3. Avoid superlatives

Typical business writing is riddled with vague superlatives like “excellence” and “quality.” But what do those words really mean? Excellence for one person isn’t the same for another and defining excellence on your terms doesn’t exactly encourage internalization of the concepts or foster new behaviors. If you really want to engage and motivate, stop telling your learners how special and important everything is, and start showing them, specifically, what to care about and why. Provide examples through things like scenarios, case studies, or let them hear from their peers and reach their own conclusions about the adjectives and the adverbs. 

4. Get to the point

I’ll admit it: economy is not my strong suit, but even I know that more words do not equal better content. In a world where we are bombarded with information all day long, lightening the cognitive load is more than considerate, it’s smart. Keeping your writing pointed and purposeful helps your audience focus on the most critical information, shows respect for their time and energy, and increases the odds of the really important bits actually sticking.
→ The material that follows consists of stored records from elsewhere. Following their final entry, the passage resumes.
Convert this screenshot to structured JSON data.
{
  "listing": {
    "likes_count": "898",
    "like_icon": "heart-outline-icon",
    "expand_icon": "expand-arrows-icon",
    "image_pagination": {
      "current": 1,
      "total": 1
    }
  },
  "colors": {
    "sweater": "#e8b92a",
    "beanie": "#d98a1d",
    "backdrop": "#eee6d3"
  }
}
Fundamentally, design is about making choices and in the case of that stereotypical bullet-riddled SME slide, the best thing you can do for your audience, your organization and yourself is to step up and ask: What’s really important here? How can we present this information more efficiently? Case in point: Below, on the left is a lengthy list of interesting (and shocking) facts about Diabetes. But what’s the key message hidden in all those bullets? On the right is a more succinct and impactful list that’s a lot easier to read and comprehend.

BEFORE

BEFORE: Too. Many. Words. Ugh.

AFTER: Critical info is called out and we’ve only included the stats that support it.

A Prescription for DevLearn

When thinking about your own professional development needs, does your brain conjure images of PowerPoint training slides and competency models? Do you suffer from feelings of isolation and frustration when trying to convey what it is that you really do on the job? Do you feel overwhelmed by new tools and technology?

If you’ve answered yes to any of these questions, you’re not alone. You may be suffering from PDD: Professional Development Depression; a contagious, but highly treatable form of ambition arrest. If you’re experiencing symptoms of PDD, ask your manager about DevLearn by The eLearning Guild.

Read the rest of this post on The eLearning Guild’s Twist blog.